To do
Would you write out the whole listing below exactly as given?

● ● ●

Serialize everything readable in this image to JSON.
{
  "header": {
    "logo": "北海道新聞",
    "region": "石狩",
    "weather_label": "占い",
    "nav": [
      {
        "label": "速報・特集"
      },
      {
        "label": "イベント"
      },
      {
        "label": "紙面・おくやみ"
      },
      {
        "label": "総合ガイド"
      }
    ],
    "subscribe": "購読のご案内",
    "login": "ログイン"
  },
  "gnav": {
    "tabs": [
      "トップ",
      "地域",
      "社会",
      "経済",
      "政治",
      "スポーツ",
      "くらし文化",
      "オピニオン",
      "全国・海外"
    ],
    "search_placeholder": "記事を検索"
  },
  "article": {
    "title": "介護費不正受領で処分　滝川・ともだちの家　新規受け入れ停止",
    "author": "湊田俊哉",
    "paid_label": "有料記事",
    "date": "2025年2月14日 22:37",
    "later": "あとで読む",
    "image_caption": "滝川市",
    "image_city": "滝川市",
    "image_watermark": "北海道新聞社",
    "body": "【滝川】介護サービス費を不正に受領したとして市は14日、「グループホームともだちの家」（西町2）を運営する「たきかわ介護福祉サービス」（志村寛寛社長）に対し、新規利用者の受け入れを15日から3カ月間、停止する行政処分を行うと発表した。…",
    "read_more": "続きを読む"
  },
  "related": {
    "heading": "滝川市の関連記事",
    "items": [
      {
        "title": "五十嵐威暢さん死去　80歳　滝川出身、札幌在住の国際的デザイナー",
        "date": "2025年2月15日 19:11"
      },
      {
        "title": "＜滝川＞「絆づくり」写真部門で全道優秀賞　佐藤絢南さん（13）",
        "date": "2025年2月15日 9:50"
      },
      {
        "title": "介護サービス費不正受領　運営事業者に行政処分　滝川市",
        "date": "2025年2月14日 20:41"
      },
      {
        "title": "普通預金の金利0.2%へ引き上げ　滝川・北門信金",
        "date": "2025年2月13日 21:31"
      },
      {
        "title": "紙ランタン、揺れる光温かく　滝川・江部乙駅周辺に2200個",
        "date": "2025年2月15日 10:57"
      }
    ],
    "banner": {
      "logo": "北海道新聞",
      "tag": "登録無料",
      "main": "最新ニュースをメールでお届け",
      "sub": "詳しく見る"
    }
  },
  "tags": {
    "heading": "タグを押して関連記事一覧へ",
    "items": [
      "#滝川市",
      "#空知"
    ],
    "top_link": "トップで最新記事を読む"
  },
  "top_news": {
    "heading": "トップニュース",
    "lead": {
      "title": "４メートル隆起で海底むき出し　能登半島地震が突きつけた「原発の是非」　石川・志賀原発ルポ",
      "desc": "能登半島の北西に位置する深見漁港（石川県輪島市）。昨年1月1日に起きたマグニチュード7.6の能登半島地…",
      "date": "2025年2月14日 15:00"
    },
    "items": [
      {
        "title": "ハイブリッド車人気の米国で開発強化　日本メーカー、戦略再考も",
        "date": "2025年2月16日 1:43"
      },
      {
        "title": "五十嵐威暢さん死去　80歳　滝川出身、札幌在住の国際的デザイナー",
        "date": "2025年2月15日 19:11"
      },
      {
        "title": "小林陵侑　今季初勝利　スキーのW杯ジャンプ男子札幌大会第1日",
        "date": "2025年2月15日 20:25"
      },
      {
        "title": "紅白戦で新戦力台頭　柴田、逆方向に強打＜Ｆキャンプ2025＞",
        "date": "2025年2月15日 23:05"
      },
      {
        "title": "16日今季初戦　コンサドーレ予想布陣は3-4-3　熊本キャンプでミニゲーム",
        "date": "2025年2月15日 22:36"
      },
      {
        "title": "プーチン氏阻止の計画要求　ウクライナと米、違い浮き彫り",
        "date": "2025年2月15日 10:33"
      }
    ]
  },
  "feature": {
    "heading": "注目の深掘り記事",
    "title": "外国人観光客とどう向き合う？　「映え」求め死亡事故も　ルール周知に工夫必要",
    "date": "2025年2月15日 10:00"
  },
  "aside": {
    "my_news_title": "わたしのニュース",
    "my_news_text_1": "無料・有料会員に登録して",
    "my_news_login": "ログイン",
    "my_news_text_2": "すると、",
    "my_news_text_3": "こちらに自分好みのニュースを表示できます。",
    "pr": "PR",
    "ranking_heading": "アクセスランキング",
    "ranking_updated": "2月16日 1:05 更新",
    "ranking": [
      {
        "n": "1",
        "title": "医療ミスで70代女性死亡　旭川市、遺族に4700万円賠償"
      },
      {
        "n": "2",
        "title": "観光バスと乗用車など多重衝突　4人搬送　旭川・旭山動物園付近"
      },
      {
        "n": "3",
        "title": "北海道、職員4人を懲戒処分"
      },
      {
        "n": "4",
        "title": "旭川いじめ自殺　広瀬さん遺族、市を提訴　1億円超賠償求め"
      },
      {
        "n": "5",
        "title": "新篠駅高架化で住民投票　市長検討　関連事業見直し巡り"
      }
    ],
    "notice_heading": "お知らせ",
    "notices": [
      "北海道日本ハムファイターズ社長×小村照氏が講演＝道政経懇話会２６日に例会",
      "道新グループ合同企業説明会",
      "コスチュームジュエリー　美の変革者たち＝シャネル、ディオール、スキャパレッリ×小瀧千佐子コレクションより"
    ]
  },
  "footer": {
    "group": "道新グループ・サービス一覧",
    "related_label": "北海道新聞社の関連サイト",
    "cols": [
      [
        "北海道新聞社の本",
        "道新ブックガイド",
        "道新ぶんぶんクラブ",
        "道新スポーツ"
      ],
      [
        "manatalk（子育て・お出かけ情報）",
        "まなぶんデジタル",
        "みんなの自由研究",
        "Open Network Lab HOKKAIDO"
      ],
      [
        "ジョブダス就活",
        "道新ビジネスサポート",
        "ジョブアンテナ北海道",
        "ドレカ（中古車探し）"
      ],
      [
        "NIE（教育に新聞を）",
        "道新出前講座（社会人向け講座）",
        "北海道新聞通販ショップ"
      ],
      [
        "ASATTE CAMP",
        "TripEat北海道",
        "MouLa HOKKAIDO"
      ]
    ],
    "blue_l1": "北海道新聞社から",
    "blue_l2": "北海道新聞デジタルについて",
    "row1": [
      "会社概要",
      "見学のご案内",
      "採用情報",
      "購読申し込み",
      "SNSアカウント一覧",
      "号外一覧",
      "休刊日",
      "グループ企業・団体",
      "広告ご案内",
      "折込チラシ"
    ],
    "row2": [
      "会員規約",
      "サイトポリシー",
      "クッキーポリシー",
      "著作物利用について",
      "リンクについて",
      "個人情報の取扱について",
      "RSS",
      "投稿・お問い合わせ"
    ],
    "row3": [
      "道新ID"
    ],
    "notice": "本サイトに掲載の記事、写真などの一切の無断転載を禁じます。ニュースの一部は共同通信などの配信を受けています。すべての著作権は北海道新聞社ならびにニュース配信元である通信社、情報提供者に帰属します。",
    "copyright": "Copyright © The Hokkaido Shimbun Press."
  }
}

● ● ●

Reply
Serialize everything readable in this image to JSON.
{
  "header": {
    "logo": "北海道新聞",
    "region": "石狩",
    "weather_label": "占い",
    "nav": [
      {
        "label": "速報・特集"
      },
      {
        "label": "イベント"
      },
      {
        "label": "紙面・おくやみ"
      },
      {
        "label": "総合ガイド"
      }
    ],
    "subscribe": "購読のご案内",
    "login": "ログイン"
  },
  "gnav": {
    "tabs": [
      "トップ",
      "地域",
      "社会",
      "経済",
      "政治",
      "スポーツ",
      "くらし文化",
      "オピニオン",
      "全国・海外"
    ],
    "search_placeholder": "記事を検索"
  },
  "article": {
    "title": "介護費不正受領で処分　滝川・ともだちの家　新規受け入れ停止",
    "author": "湊田俊哉",
    "paid_label": "有料記事",
    "date": "2025年2月14日 22:37",
    "later": "あとで読む",
    "image_caption": "滝川市",
    "image_city": "滝川市",
    "image_watermark": "北海道新聞社",
    "body": "【滝川】介護サービス費を不正に受領したとして市は14日、「グループホームともだちの家」（西町2）を運営する「たきかわ介護福祉サービス」（志村寛寛社長）に対し、新規利用者の受け入れを15日から3カ月間、停止する行政処分を行うと発表した。…",
    "read_more": "続きを読む"
  },
  "related": {
    "heading": "滝川市の関連記事",
    "items": [
      {
        "title": "五十嵐威暢さん死去　80歳　滝川出身、札幌在住の国際的デザイナー",
        "date": "2025年2月15日 19:11"
      },
      {
        "title": "＜滝川＞「絆づくり」写真部門で全道優秀賞　佐藤絢南さん（13）",
        "date": "2025年2月15日 9:50"
      },
      {
        "title": "介護サービス費不正受領　運営事業者に行政処分　滝川市",
        "date": "2025年2月14日 20:41"
      },
      {
        "title": "普通預金の金利0.2%へ引き上げ　滝川・北門信金",
        "date": "2025年2月13日 21:31"
      },
      {
        "title": "紙ランタン、揺れる光温かく　滝川・江部乙駅周辺に2200個",
        "date": "2025年2月15日 10:57"
      }
    ],
    "banner": {
      "logo": "北海道新聞",
      "tag": "登録無料",
      "main": "最新ニュースをメールでお届け",
      "sub": "詳しく見る"
    }
  },
  "tags": {
    "heading": "タグを押して関連記事一覧へ",
    "items": [
      "#滝川市",
      "#空知"
    ],
    "top_link": "トップで最新記事を読む"
  },
  "top_news": {
    "heading": "トップニュース",
    "lead": {
      "title": "４メートル隆起で海底むき出し　能登半島地震が突きつけた「原発の是非」　石川・志賀原発ルポ",
      "desc": "能登半島の北西に位置する深見漁港（石川県輪島市）。昨年1月1日に起きたマグニチュード7.6の能登半島地…",
      "date": "2025年2月14日 15:00"
    },
    "items": [
      {
        "title": "ハイブリッド車人気の米国で開発強化　日本メーカー、戦略再考も",
        "date": "2025年2月16日 1:43"
      },
      {
        "title": "五十嵐威暢さん死去　80歳　滝川出身、札幌在住の国際的デザイナー",
        "date": "2025年2月15日 19:11"
      },
      {
        "title": "小林陵侑　今季初勝利　スキーのW杯ジャンプ男子札幌大会第1日",
        "date": "2025年2月15日 20:25"
      },
      {
        "title": "紅白戦で新戦力台頭　柴田、逆方向に強打＜Ｆキャンプ2025＞",
        "date": "2025年2月15日 23:05"
      },
      {
        "title": "16日今季初戦　コンサドーレ予想布陣は3-4-3　熊本キャンプでミニゲーム",
        "date": "2025年2月15日 22:36"
      },
      {
        "title": "プーチン氏阻止の計画要求　ウクライナと米、違い浮き彫り",
        "date": "2025年2月15日 10:33"
      }
    ]
  },
  "feature": {
    "heading": "注目の深掘り記事",
    "title": "外国人観光客とどう向き合う？　「映え」求め死亡事故も　ルール周知に工夫必要",
    "date": "2025年2月15日 10:00"
  },
  "aside": {
    "my_news_title": "わたしのニュース",
    "my_news_text_1": "無料・有料会員に登録して",
    "my_news_login": "ログイン",
    "my_news_text_2": "すると、",
    "my_news_text_3": "こちらに自分好みのニュースを表示できます。",
    "pr": "PR",
    "ranking_heading": "アクセスランキング",
    "ranking_updated": "2月16日 1:05 更新",
    "ranking": [
      {
        "n": "1",
        "title": "医療ミスで70代女性死亡　旭川市、遺族に4700万円賠償"
      },
      {
        "n": "2",
        "title": "観光バスと乗用車など多重衝突　4人搬送　旭川・旭山動物園付近"
      },
      {
        "n": "3",
        "title": "北海道、職員4人を懲戒処分"
      },
      {
        "n": "4",
        "title": "旭川いじめ自殺　広瀬さん遺族、市を提訴　1億円超賠償求め"
      },
      {
        "n": "5",
        "title": "新篠駅高架化で住民投票　市長検討　関連事業見直し巡り"
      }
    ],
    "notice_heading": "お知らせ",
    "notices": [
      "北海道日本ハムファイターズ社長×小村照氏が講演＝道政経懇話会２６日に例会",
      "道新グループ合同企業説明会",
      "コスチュームジュエリー　美の変革者たち＝シャネル、ディオール、スキャパレッリ×小瀧千佐子コレクションより"
    ]
  },
  "footer": {
    "group": "道新グループ・サービス一覧",
    "related_label": "北海道新聞社の関連サイト",
    "cols": [
      [
        "北海道新聞社の本",
        "道新ブックガイド",
        "道新ぶんぶんクラブ",
        "道新スポーツ"
      ],
      [
        "manatalk（子育て・お出かけ情報）",
        "まなぶんデジタル",
        "みんなの自由研究",
        "Open Network Lab HOKKAIDO"
      ],
      [
        "ジョブダス就活",
        "道新ビジネスサポート",
        "ジョブアンテナ北海道",
        "ドレカ（中古車探し）"
      ],
      [
        "NIE（教育に新聞を）",
        "道新出前講座（社会人向け講座）",
        "北海道新聞通販ショップ"
      ],
      [
        "ASATTE CAMP",
        "TripEat北海道",
        "MouLa HOKKAIDO"
      ]
    ],
    "blue_l1": "北海道新聞社から",
    "blue_l2": "北海道新聞デジタルについて",
    "row1": [
      "会社概要",
      "見学のご案内",
      "採用情報",
      "購読申し込み",
      "SNSアカウント一覧",
      "号外一覧",
      "休刊日",
      "グループ企業・団体",
      "広告ご案内",
      "折込チラシ"
    ],
    "row2": [
      "会員規約",
      "サイトポリシー",
      "クッキーポリシー",
      "著作物利用について",
      "リンクについて",
      "個人情報の取扱について",
      "RSS",
      "投稿・お問い合わせ"
    ],
    "row3": [
      "道新ID"
    ],
    "notice": "本サイトに掲載の記事、写真などの一切の無断転載を禁じます。ニュースの一部は共同通信などの配信を受けています。すべての著作権は北海道新聞社ならびにニュース配信元である通信社、情報提供者に帰属します。",
    "copyright": "Copyright © The Hokkaido Shimbun Press."
  }
}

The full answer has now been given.